Good defense in this game is going to be getting balls that are missed or neglected and moving them to your side and closer to being scored. And you’re already part way there to scoring them yourself! You also only need to drive well (with some enhancements perhaps) to score in the “end game” if you could call it that, the bridge.

Let’s make these matches exciting. A match with 6 robots that can’t score isn’t any fun, especially for those participating. If you’re here, don’t hesitate to look for help if you need it. If you are in a position to provide help, don’t hesitate to find teams who need it.

Offense wins games, but defense wins championships.

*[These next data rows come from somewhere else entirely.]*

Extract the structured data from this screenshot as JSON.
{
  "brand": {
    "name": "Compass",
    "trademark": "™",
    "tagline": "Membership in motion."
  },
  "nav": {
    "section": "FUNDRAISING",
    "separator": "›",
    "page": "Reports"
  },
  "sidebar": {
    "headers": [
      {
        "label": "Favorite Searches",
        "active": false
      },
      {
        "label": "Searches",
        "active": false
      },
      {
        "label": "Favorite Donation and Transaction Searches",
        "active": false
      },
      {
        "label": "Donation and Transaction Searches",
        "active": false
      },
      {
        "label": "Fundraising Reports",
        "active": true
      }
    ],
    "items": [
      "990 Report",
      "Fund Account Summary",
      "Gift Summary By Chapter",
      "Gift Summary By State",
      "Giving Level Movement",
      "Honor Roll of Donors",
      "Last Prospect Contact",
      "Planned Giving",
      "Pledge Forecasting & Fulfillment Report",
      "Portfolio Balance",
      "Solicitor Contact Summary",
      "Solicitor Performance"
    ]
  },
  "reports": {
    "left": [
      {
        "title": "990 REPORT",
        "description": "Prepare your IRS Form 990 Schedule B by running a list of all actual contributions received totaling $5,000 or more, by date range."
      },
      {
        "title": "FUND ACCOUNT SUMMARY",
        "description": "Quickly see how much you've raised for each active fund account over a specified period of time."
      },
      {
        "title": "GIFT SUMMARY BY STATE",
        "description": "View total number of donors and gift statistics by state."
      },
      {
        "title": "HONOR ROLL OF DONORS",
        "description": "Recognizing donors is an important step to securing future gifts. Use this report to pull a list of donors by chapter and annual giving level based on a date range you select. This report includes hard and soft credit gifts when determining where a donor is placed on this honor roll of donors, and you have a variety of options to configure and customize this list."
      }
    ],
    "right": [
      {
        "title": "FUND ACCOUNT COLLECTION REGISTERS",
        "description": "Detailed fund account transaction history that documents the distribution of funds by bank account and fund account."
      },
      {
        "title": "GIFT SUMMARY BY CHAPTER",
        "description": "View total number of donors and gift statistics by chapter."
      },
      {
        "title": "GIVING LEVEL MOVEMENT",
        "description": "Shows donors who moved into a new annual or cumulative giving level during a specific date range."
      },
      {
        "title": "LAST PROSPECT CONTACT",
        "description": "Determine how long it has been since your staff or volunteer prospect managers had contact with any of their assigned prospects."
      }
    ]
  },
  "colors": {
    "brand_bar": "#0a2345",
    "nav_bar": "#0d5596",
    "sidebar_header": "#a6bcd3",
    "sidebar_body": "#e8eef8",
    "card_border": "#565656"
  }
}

But a Brave Little Toaster (like the Kitbot with no further work except to make it legal) is not necessarilythe most effective defensive robot. Sure, it’s got 6 weeks of driving… but not anything to set it apart defensively.

I agree, in past years most of the “defensive” robots were ones that were broken in some way and in the final matches no alliance in the regonal i was at choose a “defensive” robot as an alliance partner.

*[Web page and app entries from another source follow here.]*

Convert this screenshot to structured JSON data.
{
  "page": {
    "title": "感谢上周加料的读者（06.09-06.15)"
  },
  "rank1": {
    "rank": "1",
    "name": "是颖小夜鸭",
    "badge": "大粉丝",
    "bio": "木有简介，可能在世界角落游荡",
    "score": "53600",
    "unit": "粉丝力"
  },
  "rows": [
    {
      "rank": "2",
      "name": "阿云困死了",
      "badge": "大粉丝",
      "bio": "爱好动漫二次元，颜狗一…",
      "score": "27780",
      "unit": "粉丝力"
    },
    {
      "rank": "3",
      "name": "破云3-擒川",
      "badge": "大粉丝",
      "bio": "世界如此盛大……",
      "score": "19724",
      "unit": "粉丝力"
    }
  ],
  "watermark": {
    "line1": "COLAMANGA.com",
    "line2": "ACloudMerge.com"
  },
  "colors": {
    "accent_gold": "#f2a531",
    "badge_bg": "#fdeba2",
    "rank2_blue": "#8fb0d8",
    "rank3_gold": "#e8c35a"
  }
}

However, the best alliances were made up of 3 scoring robots, but two of which were obviously able to rack up better points, and then the third would defend not by pinning the enemy, but by using its scoring mechanism to get balls downrange and away from the enemy.

I imagine that this game will be very similar

one thing i have not liked about the past two games is that KOP robots can’t score… overdrive they could drive for points, lunacy they ran away from other robots and pushed balls into the human player stations, breakaway they could score in the goals by pushing balls in… last year and this year they can only play defense.

This year, they’re worth between 10 and 40 points apiece. Depending, of course, on how many of them are crammed onto a balanced bridge and which round of competition you’re talking about.

I’ve always split robots into three categories, instead of the traditional two:
Offense - Tries to score points Defense - Tries to be a nusiance on the field inhibiting the other team from scoring
Utility - These are the bots that have some special feature that makes them valuable regardless of their other capabilities (Las Gurrillas 2010 is sorta the prime example of this)

Playing good defense is very hard, and to do it notably you either have to build in utility elements, or be very very good at messing up other players by some special means (possibly very powerful pushing while being mobile). General kitbots need to find some way of being special other than pushing people. As has been said a billion times already: anyone can do that.